• [Data extract]

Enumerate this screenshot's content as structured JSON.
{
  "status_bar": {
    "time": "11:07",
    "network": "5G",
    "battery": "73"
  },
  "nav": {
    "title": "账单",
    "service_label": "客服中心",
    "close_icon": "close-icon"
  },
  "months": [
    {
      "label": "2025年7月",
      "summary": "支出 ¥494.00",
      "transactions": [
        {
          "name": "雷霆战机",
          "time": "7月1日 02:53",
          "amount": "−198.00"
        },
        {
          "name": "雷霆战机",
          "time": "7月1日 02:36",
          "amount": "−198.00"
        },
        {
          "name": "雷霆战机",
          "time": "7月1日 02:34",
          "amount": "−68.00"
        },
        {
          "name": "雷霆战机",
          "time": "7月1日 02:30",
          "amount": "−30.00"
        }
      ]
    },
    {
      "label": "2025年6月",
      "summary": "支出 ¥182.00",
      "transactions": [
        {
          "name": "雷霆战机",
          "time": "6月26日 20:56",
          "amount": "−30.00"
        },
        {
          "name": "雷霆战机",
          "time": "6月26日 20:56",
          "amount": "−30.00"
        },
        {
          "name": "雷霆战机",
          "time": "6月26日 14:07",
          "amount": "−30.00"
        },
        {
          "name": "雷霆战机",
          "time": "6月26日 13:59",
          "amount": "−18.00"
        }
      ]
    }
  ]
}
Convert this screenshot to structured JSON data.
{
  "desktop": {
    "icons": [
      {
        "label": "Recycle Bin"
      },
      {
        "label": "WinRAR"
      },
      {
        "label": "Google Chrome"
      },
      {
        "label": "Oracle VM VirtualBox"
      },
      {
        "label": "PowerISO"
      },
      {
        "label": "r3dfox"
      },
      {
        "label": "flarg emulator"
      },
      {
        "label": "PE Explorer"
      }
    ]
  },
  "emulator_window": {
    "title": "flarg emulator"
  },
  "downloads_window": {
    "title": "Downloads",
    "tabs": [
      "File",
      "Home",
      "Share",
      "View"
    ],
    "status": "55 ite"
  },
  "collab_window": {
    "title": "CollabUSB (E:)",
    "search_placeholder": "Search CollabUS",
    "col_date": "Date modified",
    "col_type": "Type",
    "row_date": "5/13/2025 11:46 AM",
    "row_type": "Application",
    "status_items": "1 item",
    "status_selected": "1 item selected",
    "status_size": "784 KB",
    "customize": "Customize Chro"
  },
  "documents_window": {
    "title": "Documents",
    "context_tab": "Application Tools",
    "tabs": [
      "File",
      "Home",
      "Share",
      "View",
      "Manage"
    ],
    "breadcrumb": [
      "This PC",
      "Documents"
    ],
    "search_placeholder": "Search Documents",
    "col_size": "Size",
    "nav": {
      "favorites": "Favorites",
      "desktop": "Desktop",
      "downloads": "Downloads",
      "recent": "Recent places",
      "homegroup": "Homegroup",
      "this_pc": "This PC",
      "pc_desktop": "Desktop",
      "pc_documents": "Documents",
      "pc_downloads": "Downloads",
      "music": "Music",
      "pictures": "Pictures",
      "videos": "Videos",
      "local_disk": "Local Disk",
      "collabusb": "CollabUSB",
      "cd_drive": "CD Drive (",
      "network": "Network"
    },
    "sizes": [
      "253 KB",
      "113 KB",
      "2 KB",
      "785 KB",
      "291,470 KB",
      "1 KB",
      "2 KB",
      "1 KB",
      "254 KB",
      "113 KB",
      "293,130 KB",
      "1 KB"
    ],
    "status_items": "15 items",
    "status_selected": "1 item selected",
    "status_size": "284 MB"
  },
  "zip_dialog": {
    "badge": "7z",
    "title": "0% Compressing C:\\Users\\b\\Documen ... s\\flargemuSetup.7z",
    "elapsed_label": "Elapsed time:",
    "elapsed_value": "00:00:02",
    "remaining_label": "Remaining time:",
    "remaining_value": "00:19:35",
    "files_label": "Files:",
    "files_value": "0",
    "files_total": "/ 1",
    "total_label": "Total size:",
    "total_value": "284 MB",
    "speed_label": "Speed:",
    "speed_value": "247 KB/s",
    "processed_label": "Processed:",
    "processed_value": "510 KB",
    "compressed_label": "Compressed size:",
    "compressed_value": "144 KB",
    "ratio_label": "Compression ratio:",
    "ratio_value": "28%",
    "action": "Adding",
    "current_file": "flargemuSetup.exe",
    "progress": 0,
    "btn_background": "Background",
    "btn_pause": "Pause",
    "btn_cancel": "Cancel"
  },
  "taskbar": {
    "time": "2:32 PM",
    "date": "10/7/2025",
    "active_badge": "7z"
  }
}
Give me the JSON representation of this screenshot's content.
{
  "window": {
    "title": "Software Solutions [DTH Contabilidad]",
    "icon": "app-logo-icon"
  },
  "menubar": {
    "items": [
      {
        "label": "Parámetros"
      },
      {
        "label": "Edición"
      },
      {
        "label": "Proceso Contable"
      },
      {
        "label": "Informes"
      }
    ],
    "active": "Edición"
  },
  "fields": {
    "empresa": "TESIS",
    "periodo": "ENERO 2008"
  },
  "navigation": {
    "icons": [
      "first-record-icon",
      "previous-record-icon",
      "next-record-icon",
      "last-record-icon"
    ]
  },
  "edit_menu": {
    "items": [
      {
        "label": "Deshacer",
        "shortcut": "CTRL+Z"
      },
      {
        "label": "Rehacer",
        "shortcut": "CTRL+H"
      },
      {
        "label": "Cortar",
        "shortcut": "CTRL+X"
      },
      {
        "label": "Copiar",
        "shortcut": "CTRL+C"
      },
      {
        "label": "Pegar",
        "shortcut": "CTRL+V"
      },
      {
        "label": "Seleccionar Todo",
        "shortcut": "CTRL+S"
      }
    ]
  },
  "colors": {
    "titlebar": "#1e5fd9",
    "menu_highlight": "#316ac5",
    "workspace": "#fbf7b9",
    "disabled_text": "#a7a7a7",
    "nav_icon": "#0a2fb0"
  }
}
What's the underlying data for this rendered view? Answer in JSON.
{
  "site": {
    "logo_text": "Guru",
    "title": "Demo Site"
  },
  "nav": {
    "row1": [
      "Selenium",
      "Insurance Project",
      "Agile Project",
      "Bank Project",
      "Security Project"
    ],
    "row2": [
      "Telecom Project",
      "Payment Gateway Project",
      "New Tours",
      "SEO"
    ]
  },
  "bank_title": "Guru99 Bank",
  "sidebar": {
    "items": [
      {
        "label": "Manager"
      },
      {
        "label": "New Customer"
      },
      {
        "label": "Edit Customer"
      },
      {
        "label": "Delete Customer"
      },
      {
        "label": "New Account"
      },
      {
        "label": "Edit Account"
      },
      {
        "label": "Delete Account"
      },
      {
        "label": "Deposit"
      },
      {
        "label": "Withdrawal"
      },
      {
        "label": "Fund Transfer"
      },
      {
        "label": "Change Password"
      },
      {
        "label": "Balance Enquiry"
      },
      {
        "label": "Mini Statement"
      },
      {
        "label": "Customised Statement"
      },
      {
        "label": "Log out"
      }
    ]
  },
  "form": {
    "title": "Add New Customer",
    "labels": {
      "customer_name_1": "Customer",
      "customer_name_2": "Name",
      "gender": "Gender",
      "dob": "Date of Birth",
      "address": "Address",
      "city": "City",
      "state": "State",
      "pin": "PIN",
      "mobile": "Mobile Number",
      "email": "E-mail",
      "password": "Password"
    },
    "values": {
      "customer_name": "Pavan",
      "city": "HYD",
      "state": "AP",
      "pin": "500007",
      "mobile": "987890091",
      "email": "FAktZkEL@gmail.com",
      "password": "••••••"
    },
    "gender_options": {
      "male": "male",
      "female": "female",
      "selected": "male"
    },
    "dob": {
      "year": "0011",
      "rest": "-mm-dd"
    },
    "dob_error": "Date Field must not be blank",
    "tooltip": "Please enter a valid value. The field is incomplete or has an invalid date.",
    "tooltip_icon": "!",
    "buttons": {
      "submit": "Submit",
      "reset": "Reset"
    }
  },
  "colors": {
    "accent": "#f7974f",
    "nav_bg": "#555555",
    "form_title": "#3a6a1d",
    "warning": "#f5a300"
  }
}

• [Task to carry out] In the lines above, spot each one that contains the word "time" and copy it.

• [Answer space]
    "time": "11:07",
          "time": "7月1日 02:53",
          "time": "7月1日 02:36",
          "time": "7月1日 02:34",
          "time": "7月1日 02:30",
          "time": "6月26日 20:56",
          "time": "6月26日 20:56",
          "time": "6月26日 14:07",
          "time": "6月26日 13:59",
    "elapsed_label": "Elapsed time:",
    "remaining_label": "Remaining time:",
    "time": "2:32 PM",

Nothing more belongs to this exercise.